The Clasp: A Novel
"It shows what happens when twentysomethings grow up."
The Clasp is definitely several rungs above the typical twentysomethings-with-clever-quips debut.
For one thing, the main characters—college friends reunited at a wealthy classmate’s destination wedding—have aged out of their twenties or soon will. More important, they are complex, original human beings, with flaws that aren’t always cute.
Victor, the perennial loser who has just been fired from a floundering search-engine firm, is said to resemble the actor Adrian Brody, but he’s too tall and has digestive problems. He is hopelessly in love with Kezia, the insecure second-in-command at an offbeat jewelry design house, who “looked like she had just come from a Celtic sprite convention.”
The third Musketeer of the group, Nathaniel, would seem to be the success story: a self-assured literature major with a well-defined jawline who actually got a job as a writer on a TV sitcom just months out of college, enjoying “a low-six-figure salary, the same dental insurance as Steven Spielberg,” and a series of gorgeous girlfriends (or one-night stands).
In this debut novel, Sloane Crosley, the author of two bestselling essay collections, has created a cast that the reader genuinely cares about.
However, the book takes too long—almost to the halfway mark—to get to its plot pivot: the quest for a priceless diamond and sapphire necklace that is supposedly the real item on which Guy de Maupassant based his classic short story “The Necklace.”
Or perhaps Crosley should have waited even longer, because the book changes drastically at that point. Unbelievable coincidences and contrived connections with the de Maupassant tale are hammered repeatedly.
In the original 1884 story, the dissatisfied wife of a low-level government clerk borrows a wealthy friend’s necklace to wear to a ball. When she loses the necklace, she goes into heavy debt to buy a replacement for her friend, then spends the next ten years working at miserable jobs in order to repay the debt. At the end, the friend informs her that the original was only a fake.
The necklace enters this modern book when the groom’s mother at the destination wedding shows Victor a sketch of an anonymous necklace and tells him a wild story of how her aunt’s wartime Nazi lover supposedly hid the actual piece in a French chateau. Trying to decipher the words and numbers at the bottom of the sketch, Victor decides that they are an address where de Maupassant once lived. He remembers that he and Nathaniel had read the short story in a college class—and voila!

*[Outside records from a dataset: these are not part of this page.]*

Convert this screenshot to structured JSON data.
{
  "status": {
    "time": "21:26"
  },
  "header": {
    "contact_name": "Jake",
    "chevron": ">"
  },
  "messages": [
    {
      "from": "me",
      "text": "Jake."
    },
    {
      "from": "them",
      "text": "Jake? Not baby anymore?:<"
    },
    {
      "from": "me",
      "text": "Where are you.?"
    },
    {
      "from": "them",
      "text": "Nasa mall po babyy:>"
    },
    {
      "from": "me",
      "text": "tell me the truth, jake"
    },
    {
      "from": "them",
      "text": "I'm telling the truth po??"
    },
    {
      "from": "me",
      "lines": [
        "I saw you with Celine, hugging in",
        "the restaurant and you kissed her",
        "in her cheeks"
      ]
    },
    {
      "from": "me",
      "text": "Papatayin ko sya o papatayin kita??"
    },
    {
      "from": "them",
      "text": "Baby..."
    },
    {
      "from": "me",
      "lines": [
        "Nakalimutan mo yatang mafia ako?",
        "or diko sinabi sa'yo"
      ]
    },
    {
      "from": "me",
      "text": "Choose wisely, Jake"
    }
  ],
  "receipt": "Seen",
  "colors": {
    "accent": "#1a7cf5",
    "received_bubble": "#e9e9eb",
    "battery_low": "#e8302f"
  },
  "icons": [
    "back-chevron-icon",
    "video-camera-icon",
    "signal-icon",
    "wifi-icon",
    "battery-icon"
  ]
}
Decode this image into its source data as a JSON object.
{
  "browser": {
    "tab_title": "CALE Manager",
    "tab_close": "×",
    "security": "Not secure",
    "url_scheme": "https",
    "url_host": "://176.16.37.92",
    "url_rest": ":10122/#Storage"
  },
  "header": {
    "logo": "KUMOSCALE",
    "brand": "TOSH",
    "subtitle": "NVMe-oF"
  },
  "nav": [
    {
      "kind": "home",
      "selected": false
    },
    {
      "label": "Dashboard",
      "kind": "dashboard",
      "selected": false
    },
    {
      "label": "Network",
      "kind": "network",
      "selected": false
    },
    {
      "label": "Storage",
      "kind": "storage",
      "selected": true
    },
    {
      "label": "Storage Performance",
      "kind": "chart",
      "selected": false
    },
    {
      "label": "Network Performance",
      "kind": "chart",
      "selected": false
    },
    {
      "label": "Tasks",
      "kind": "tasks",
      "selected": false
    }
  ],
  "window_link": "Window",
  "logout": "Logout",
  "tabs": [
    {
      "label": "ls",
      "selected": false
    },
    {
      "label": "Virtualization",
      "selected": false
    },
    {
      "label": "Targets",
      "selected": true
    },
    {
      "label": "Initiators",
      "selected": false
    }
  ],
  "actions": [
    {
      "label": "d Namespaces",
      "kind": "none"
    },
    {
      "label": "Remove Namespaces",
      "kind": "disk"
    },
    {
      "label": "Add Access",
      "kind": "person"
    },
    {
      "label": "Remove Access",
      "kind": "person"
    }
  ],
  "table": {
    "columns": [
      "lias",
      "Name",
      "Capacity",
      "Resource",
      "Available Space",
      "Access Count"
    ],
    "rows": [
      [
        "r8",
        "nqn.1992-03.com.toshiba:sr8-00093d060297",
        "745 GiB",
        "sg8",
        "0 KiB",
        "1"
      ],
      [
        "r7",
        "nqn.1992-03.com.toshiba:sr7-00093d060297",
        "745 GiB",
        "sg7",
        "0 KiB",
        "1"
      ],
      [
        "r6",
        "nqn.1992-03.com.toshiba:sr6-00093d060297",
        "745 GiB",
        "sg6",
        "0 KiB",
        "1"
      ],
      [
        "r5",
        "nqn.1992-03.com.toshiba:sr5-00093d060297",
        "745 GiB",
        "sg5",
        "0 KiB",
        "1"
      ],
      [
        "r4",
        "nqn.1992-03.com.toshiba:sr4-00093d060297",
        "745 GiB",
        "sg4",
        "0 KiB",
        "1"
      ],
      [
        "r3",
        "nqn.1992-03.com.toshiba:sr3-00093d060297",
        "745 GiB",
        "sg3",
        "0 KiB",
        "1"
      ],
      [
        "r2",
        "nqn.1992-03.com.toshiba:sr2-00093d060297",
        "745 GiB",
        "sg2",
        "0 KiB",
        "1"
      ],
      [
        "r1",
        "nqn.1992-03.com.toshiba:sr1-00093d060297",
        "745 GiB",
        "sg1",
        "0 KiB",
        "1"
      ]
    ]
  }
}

Victor is convinced that the (theoretical) Nazi necklace must be the one de Maupassant described. (Never mind why there had to be an actual necklace in order for de Maupassant to write his story.)
“This woman’s life is totally ruined and for nothing. . . . And that’s when you realize that the necklace was always kind of a red herring, distracting you from the actual twist,” Victor says, in one of the many passages where Crosley tries to draw Big Meanings from the forced jewelry connection.
“It’s not upsetting that the necklace is fake but that she is real,” Victor adds.
The clasp of the novel’s title is not, however, connected to de Maupassant’s jewelry. Narrowly, it refers to the constantly breaking clasps of poorly designed necklaces that Kezia goes to Paris to try to repair.
More symbolically, the title evokes the clasps that once bound these college chums but that, too, are weakening. And that may be this novel’s greatest value: It shows what happens when twentysomethings grow up.